For about 15 minutes each morning, students at Zion Classical Academy turn back the clock to simpler times, when celebration of God and country were part and parcel of the morning ritual at schools across America.
The opening ceremony is a routine all students from preschool to sixth grade partake in to begin each school day in the church/school parking lot. Standing alongside the flagpole, they recite the Pledge of Allegiance to Old Glory and Christian flags; hear fellow students recite Bible verses, famous speeches and/or poetry; pray the Lord’s Prayer; recite Latin greetings; and lift up those celebrating birthdays in song.
It’s a simple ceremony, to be sure — but for all it encompasses, it has become something students say they look forward to sharing each morning.

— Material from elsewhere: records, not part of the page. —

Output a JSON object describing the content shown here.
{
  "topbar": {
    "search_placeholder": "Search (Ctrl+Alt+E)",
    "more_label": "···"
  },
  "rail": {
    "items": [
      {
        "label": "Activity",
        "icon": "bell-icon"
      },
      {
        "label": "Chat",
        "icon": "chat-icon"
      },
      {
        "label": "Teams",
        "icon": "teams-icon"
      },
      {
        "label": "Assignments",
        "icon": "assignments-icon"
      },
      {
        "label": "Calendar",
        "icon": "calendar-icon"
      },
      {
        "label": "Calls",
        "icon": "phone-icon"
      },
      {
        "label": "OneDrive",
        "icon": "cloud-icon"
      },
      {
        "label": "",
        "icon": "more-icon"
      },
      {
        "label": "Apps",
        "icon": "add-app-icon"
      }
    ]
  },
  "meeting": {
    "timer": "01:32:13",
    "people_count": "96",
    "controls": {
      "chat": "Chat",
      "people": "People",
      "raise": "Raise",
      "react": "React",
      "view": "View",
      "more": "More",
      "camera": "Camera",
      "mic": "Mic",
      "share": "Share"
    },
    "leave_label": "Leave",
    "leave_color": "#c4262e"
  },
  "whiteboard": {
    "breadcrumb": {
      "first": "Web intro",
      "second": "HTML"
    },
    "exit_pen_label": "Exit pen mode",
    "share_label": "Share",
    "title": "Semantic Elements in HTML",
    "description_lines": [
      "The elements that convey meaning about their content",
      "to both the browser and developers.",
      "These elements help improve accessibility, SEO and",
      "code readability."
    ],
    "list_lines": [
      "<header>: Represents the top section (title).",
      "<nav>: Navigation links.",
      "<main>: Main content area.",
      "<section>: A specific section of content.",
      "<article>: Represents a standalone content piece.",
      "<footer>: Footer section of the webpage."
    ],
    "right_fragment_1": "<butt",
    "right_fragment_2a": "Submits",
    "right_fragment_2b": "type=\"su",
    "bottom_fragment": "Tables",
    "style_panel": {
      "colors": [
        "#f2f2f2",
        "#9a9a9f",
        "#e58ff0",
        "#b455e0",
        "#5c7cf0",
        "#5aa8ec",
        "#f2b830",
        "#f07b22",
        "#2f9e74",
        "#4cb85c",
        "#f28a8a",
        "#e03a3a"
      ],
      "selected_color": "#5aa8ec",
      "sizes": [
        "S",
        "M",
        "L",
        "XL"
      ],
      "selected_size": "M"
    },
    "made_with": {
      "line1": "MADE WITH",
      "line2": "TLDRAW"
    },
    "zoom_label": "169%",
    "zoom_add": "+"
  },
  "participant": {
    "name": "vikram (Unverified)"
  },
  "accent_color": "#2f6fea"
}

Standing shoulder to shoulder with classmates facing fields of crops evokes a unifying spirit that Principal Sara Nielsen calls the perfect way to start the school day.
“Doing the pledges together and having students recite Bible verses, saying the Lord’s Prayer and speaking in Latin, I can’t think of a better way to begin the day,” Nielsen said. “We love it. The teachers are really happy with how it’s going, and the parents are really pleased and excited to come watch their children.”

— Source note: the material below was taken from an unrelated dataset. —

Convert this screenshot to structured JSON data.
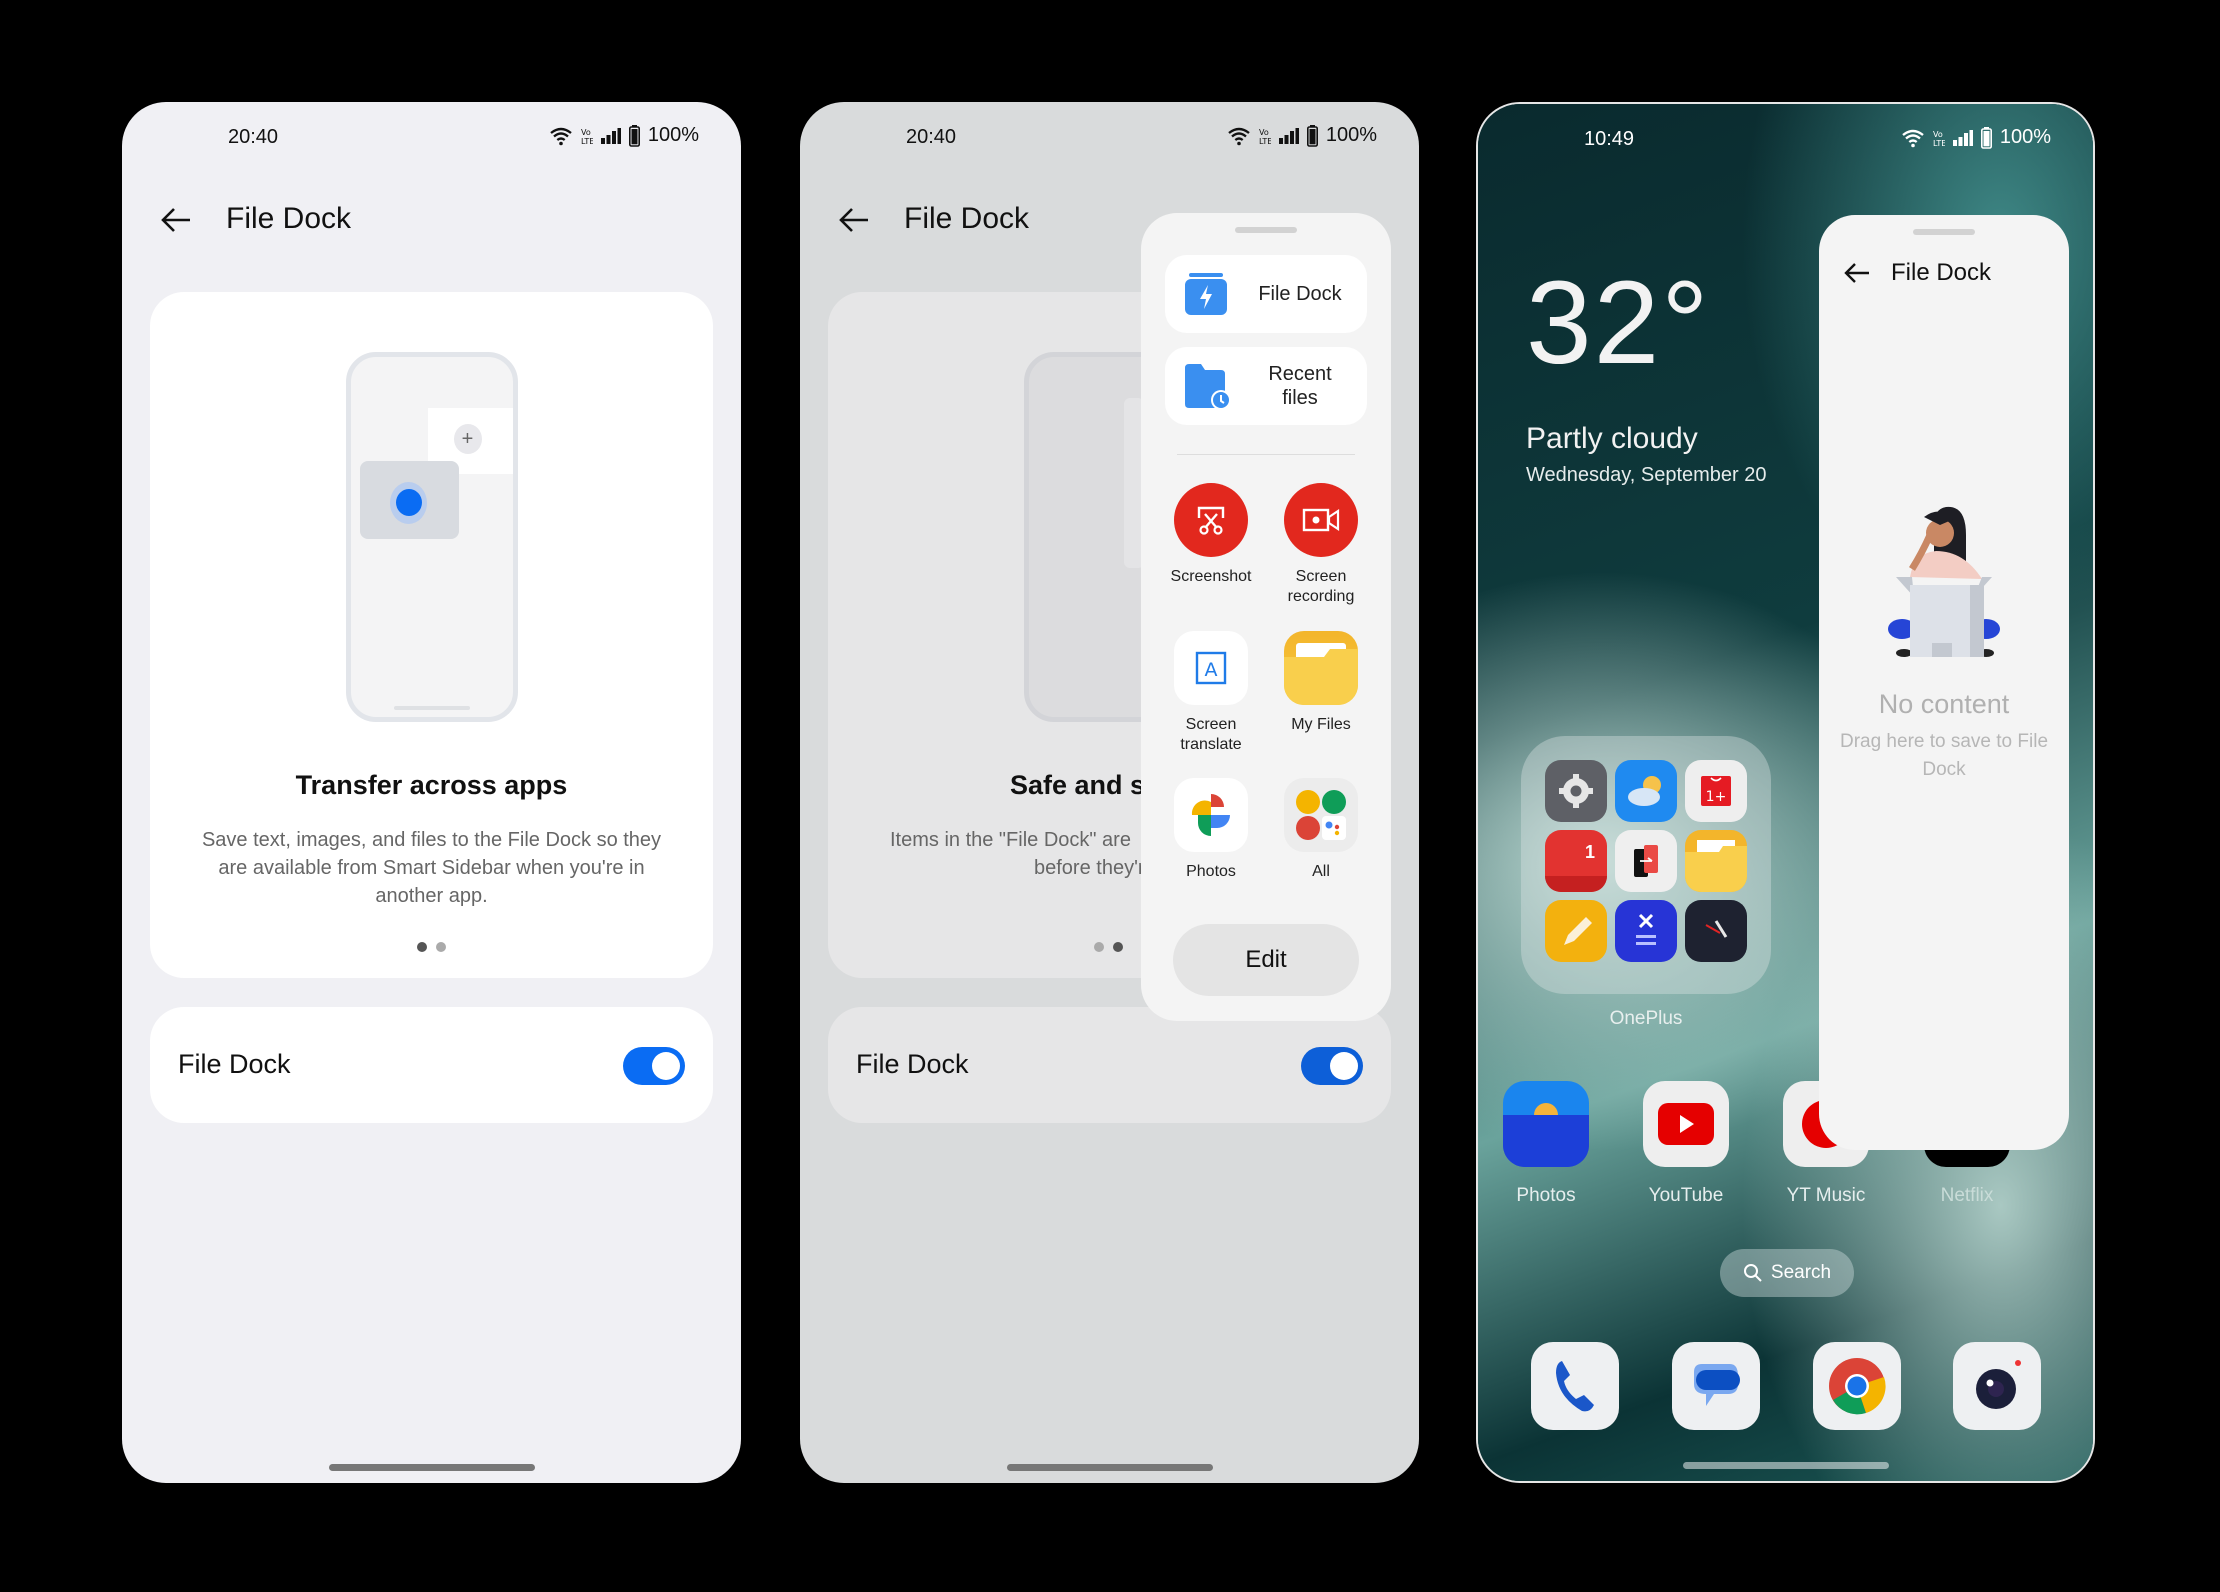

The school’s education model and opening ceremony format are borrowed from Hillsdale Academy in Michigan, which has become the model for Zion’s program. Staff from Zion visited the academy during the summer months to shadow the program and pick up pointers for its own fledgling program, which entered its third year of adoption in 2021 at the longtime Hastings Christian school.
“We’re going back to our roots, so to speak,” Nielsen said. “This is education the way children were educated 100-plus years before all this educational reform started happening.”
John Andrew Haygood was homeschooled through fourth grade before enrolling at Zion. Now a sixth-grader, the son of Grace Life Church pastor Chadwick and Meredeth Haygood says he has grown to appreciate the shared educational experience he now enjoys and how the opening ceremony encompasses those things he enjoys most at the academy.
“I’m really happy that it’s a classical and Christian education,” he said. “I think those two things go really good together.
“Doing the opening ceremony with the whole school, it feels like we’re all in it together. We come outside and we’re kind of waking up, and it’s like, “OK, it’s school time.’ Another reason they do it outside is we get to see God’s creation and everything that he has made.”
Second-grader Nash Maendele said he likes how the opening ceremony puts God first to start the day.
“I like God,” he said.
Already Nash is looking forward to delivering his first recitation in front of the school on Oct. 13.
“The fun part about it is that it is on a field trip day to the pumpkin patch, so I’m going to do it in front of a lot more people,” he said.
Third-grader Claire Peterson wore a headset audio microphone to deliver her recitation on looking to heavens during the Sept. 16 opening ceremony.
“It was hard,” she said. “It took me a few weeks to memorize the whole thing. It felt like it went well. My face kinda got red. I felt it.”
A former student at Adams Central, Claire said she likes some of the notable program additions at Zion, including the opening ceremony.
“I like that it has Latin and that we get to learn about God and have chapel,” she said. “I like doing the Pledge of Allegiance because we don’t just do the regular one, we do one about the cross and Jesus.”
Fourth-grader Olivia Ablott said she likes starting the day beside the flagpole each morning.
“It’s a really good way to start your day,” she said. “I like that you can learn with your friends. It’s just really fun.”